An acceptable answer contains every record below, unchanged, and no pictures.

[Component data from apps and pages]
#####

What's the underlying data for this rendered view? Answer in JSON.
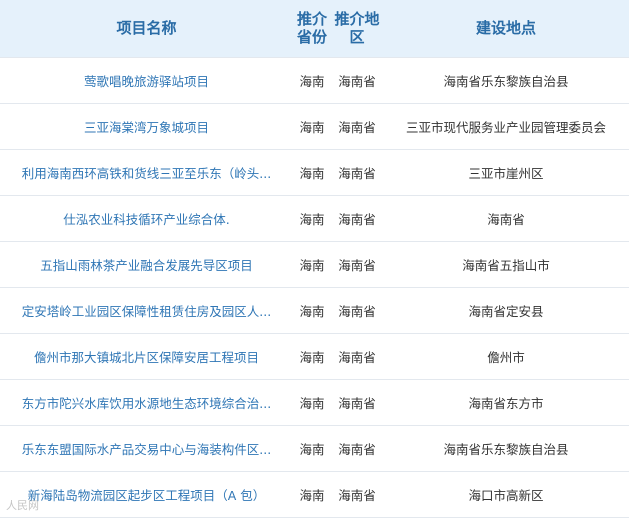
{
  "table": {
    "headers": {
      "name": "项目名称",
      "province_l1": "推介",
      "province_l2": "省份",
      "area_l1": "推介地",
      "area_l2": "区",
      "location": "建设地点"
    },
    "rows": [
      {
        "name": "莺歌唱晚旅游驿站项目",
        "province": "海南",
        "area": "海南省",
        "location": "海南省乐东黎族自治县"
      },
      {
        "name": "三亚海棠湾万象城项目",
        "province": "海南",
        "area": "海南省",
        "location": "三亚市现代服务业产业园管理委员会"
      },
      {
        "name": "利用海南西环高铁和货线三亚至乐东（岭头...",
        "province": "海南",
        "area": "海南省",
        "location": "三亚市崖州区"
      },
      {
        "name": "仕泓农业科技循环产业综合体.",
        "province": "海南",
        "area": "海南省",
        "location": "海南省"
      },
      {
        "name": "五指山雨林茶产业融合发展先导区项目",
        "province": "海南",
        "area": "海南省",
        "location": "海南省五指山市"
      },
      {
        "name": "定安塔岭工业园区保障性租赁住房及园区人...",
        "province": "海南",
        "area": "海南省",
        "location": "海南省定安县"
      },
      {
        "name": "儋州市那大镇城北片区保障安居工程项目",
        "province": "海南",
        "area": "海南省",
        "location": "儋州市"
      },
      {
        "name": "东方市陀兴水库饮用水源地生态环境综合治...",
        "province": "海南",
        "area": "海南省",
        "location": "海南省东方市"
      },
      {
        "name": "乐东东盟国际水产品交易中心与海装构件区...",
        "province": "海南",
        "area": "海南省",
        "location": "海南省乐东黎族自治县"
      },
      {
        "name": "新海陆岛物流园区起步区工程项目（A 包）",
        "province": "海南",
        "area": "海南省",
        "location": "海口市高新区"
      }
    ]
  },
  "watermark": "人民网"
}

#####

_Written reply_
What's the underlying data for this rendered view? Answer in JSON.
{
  "table": {
    "headers": {
      "name": "项目名称",
      "province_l1": "推介",
      "province_l2": "省份",
      "area_l1": "推介地",
      "area_l2": "区",
      "location": "建设地点"
    },
    "rows": [
      {
        "name": "莺歌唱晚旅游驿站项目",
        "province": "海南",
        "area": "海南省",
        "location": "海南省乐东黎族自治县"
      },
      {
        "name": "三亚海棠湾万象城项目",
        "province": "海南",
        "area": "海南省",
        "location": "三亚市现代服务业产业园管理委员会"
      },
      {
        "name": "利用海南西环高铁和货线三亚至乐东（岭头...",
        "province": "海南",
        "area": "海南省",
        "location": "三亚市崖州区"
      },
      {
        "name": "仕泓农业科技循环产业综合体.",
        "province": "海南",
        "area": "海南省",
        "location": "海南省"
      },
      {
        "name": "五指山雨林茶产业融合发展先导区项目",
        "province": "海南",
        "area": "海南省",
        "location": "海南省五指山市"
      },
      {
        "name": "定安塔岭工业园区保障性租赁住房及园区人...",
        "province": "海南",
        "area": "海南省",
        "location": "海南省定安县"
      },
      {
        "name": "儋州市那大镇城北片区保障安居工程项目",
        "province": "海南",
        "area": "海南省",
        "location": "儋州市"
      },
      {
        "name": "东方市陀兴水库饮用水源地生态环境综合治...",
        "province": "海南",
        "area": "海南省",
        "location": "海南省东方市"
      },
      {
        "name": "乐东东盟国际水产品交易中心与海装构件区...",
        "province": "海南",
        "area": "海南省",
        "location": "海南省乐东黎族自治县"
      },
      {
        "name": "新海陆岛物流园区起步区工程项目（A 包）",
        "province": "海南",
        "area": "海南省",
        "location": "海口市高新区"
      }
    ]
  },
  "watermark": "人民网"
}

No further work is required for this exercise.